Ideas are repeated

There is frequent repetition of the same point in different words, like this:

Autonomy-oriented helping behaviours can significantly affect the performance of team members (Zhu, Zhang, & Guo, 2021). In a team environment, a leader’s self-directed helping behaviour significantly affects team members’ performance (Zhu, Zhang, & Guo, 2021).

Here the second sentence includes the words “a leader’s self-directed behaviour” which is similar in meaning to “autonomy-oriented helping behaviours”. It is somewhat confusing as we can’t immediately understand if the “self” here refers to the leader who helps the team members or the team members who are being helped. (Actually the idea is that a leader gives team members help but the team members have some autonomy in the process). The rest of the two sentences are basically the same. So the second sentence is a poor paraphrase of the first sentence.

There can also be repetition in the same sentence. This means the sentence can take the form of a circular argument, where the last part states the same thing as the first part, like this:

The combined approach of psychology and geography adopted by He, Blye, and Halpenny (2023) in their study of environmental issues in nature-based tourism settings emphasises the importance of considering psychological and geographical aspects in the search for solutions.

You can see here that the first part links to the second part with the words “emphasises the importance of”. This is a typical AI generated way to connect ideas. This sentence raises two questions for me. Aspects of what? Solutions for what? As well as being repetitious the sentence is very vague. However, the language used makes it seem that it might make sense if you assume that artificial intelligence used for academic writing is sufficiently intelligent to do the job.
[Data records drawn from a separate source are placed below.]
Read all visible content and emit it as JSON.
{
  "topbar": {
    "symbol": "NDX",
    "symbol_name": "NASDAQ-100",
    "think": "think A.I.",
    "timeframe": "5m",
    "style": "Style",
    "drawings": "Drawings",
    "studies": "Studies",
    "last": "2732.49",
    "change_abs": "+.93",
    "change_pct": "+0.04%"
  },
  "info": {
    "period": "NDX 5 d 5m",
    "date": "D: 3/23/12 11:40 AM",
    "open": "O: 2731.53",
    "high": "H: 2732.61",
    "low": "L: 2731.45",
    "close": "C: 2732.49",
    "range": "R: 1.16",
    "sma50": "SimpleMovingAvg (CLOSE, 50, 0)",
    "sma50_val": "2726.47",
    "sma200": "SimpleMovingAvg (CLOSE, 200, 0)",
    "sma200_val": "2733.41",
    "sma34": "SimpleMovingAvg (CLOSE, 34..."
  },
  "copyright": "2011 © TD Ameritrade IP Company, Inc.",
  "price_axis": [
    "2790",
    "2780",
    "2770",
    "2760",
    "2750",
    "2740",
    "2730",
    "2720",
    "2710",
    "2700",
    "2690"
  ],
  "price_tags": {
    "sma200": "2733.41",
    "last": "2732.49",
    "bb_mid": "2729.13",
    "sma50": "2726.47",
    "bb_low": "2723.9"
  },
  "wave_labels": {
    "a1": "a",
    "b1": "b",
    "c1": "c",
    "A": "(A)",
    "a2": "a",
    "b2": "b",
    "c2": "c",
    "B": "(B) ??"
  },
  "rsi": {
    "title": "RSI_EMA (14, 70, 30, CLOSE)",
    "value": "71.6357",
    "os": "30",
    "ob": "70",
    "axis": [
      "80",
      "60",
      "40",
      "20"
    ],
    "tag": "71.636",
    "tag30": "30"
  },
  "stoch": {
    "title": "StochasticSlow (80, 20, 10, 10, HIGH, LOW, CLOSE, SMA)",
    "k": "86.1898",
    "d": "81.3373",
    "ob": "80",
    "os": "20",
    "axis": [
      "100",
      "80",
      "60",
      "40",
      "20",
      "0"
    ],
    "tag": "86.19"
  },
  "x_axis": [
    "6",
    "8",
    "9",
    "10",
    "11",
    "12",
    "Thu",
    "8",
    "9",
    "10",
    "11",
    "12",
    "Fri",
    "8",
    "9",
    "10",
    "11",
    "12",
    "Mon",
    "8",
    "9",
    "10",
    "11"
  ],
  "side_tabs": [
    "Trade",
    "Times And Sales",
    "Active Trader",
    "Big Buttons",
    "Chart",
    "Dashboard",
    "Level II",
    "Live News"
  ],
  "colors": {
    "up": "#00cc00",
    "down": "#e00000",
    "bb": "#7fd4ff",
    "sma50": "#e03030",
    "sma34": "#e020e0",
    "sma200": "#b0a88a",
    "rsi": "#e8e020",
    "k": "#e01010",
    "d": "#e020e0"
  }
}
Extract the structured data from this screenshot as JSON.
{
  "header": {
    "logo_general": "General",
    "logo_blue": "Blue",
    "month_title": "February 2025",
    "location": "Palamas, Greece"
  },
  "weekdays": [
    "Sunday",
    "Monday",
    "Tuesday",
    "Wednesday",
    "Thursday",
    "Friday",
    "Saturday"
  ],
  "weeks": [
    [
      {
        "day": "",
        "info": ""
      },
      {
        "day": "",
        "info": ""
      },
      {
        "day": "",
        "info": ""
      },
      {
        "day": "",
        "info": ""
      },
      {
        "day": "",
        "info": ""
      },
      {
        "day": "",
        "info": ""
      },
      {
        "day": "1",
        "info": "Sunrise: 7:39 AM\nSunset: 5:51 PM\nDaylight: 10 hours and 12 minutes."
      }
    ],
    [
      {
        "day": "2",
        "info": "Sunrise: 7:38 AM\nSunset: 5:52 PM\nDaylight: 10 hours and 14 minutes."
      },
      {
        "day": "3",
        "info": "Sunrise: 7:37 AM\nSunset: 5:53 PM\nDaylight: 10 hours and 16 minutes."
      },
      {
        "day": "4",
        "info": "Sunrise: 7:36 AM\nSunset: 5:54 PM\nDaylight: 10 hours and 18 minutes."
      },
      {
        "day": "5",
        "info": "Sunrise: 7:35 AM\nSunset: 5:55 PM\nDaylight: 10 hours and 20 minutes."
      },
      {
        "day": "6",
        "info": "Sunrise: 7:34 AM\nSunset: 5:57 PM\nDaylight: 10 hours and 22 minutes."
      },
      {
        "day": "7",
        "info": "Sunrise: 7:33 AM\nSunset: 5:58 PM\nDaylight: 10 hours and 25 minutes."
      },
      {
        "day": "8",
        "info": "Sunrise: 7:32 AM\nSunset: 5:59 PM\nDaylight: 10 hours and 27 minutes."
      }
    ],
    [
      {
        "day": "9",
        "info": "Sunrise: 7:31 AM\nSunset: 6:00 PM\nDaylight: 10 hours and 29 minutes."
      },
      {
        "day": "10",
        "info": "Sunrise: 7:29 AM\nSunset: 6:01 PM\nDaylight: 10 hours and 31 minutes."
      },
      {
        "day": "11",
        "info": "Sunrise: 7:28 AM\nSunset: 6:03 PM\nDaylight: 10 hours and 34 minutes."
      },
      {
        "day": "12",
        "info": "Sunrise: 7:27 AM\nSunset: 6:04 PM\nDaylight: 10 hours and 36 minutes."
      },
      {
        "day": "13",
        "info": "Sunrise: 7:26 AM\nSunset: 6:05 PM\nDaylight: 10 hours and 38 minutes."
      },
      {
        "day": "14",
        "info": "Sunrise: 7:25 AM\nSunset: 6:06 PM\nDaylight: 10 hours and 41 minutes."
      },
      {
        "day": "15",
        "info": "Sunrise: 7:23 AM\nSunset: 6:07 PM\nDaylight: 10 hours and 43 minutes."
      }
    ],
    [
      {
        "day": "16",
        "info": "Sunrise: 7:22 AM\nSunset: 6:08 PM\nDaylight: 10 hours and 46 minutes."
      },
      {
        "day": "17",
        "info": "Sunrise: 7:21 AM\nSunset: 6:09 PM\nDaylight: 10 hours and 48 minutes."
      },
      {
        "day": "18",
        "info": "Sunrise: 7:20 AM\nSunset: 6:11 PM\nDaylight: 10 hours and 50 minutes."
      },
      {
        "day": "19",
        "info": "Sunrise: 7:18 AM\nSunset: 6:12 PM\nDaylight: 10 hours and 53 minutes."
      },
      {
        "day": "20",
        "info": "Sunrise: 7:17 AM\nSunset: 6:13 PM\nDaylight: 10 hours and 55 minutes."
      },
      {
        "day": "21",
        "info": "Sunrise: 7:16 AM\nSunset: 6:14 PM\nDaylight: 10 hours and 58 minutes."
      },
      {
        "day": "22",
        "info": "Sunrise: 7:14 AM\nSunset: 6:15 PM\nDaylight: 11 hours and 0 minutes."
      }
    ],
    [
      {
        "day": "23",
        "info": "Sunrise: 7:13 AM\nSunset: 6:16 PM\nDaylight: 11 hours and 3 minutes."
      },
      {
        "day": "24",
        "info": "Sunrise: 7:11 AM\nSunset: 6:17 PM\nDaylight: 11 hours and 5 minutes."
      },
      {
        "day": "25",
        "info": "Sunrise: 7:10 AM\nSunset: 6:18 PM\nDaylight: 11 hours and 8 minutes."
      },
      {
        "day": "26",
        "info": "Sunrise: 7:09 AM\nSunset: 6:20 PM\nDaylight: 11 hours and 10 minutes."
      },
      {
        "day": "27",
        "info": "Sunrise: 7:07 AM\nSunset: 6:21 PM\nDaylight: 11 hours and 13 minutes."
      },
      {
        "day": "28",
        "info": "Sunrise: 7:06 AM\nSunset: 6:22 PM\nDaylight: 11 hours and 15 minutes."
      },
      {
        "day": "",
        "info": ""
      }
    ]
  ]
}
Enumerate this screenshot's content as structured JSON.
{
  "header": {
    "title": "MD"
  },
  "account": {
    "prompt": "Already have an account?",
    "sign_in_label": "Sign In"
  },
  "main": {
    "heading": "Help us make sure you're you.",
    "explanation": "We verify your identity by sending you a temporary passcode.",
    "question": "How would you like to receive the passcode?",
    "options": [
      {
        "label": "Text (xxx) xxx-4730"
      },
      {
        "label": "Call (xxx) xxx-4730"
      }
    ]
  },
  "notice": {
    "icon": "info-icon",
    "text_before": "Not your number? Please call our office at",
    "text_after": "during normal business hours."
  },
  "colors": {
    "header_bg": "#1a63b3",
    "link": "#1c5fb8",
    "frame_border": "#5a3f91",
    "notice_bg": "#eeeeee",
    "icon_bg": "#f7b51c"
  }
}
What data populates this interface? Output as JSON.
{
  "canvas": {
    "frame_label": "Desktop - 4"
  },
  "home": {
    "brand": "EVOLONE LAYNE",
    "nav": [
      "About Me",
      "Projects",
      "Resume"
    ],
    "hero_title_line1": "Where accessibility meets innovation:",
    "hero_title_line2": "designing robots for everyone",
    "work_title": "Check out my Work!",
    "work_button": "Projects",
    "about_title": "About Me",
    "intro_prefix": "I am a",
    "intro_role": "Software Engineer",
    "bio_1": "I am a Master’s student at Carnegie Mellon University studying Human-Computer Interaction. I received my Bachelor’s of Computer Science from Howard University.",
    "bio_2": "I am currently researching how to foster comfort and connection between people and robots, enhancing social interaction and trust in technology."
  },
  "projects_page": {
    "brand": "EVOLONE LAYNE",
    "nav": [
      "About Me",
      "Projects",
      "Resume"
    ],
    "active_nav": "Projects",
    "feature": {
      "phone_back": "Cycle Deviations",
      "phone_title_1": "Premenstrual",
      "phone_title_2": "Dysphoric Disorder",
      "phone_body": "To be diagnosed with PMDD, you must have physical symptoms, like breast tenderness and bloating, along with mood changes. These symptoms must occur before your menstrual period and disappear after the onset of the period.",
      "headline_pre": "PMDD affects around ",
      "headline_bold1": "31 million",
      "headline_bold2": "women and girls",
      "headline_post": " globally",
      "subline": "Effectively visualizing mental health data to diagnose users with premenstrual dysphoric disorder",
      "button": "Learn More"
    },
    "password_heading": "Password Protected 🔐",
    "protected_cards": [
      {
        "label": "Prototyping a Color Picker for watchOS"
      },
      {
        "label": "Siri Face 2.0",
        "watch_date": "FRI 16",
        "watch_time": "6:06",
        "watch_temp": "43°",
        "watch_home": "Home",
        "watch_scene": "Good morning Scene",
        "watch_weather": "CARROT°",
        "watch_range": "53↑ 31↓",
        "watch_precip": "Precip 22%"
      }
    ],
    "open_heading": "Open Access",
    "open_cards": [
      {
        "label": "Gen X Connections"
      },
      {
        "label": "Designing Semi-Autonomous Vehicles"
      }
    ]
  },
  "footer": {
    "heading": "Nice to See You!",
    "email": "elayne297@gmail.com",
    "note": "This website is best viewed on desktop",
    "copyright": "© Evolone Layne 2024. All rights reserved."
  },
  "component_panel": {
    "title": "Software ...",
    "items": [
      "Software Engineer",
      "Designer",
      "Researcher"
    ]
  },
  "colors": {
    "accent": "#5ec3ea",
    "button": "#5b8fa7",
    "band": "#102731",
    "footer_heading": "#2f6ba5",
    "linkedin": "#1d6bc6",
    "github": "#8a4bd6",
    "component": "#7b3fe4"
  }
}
These are three ways to easily identify AI generated writing. These examples show that AI clearly is not capable of generating successful academic writing. If you have found any other examples that seem typical of AI generated academic writing, please email me so we can share these later.